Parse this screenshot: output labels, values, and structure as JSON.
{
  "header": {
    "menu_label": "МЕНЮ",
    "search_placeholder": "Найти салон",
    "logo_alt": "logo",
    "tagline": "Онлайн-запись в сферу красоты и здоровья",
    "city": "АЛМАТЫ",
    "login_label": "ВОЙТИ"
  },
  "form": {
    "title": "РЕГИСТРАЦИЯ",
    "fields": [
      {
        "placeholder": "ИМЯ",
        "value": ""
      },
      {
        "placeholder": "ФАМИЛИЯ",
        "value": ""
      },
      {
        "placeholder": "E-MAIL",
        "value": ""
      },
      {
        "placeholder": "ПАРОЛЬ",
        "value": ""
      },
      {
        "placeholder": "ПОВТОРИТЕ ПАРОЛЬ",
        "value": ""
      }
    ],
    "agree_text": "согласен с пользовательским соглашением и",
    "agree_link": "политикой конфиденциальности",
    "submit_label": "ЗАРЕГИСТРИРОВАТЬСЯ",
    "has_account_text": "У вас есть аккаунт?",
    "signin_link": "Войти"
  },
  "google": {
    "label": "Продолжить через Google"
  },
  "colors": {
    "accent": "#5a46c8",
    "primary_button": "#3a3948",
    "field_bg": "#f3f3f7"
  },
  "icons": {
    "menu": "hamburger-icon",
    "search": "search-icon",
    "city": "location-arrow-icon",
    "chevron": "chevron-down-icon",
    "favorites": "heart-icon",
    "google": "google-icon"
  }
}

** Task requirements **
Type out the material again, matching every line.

** Result of this exercise **
Parse this screenshot: output labels, values, and structure as JSON.
{
  "header": {
    "menu_label": "МЕНЮ",
    "search_placeholder": "Найти салон",
    "logo_alt": "logo",
    "tagline": "Онлайн-запись в сферу красоты и здоровья",
    "city": "АЛМАТЫ",
    "login_label": "ВОЙТИ"
  },
  "form": {
    "title": "РЕГИСТРАЦИЯ",
    "fields": [
      {
        "placeholder": "ИМЯ",
        "value": ""
      },
      {
        "placeholder": "ФАМИЛИЯ",
        "value": ""
      },
      {
        "placeholder": "E-MAIL",
        "value": ""
      },
      {
        "placeholder": "ПАРОЛЬ",
        "value": ""
      },
      {
        "placeholder": "ПОВТОРИТЕ ПАРОЛЬ",
        "value": ""
      }
    ],
    "agree_text": "согласен с пользовательским соглашением и",
    "agree_link": "политикой конфиденциальности",
    "submit_label": "ЗАРЕГИСТРИРОВАТЬСЯ",
    "has_account_text": "У вас есть аккаунт?",
    "signin_link": "Войти"
  },
  "google": {
    "label": "Продолжить через Google"
  },
  "colors": {
    "accent": "#5a46c8",
    "primary_button": "#3a3948",
    "field_bg": "#f3f3f7"
  },
  "icons": {
    "menu": "hamburger-icon",
    "search": "search-icon",
    "city": "location-arrow-icon",
    "chevron": "chevron-down-icon",
    "favorites": "heart-icon",
    "google": "google-icon"
  }
}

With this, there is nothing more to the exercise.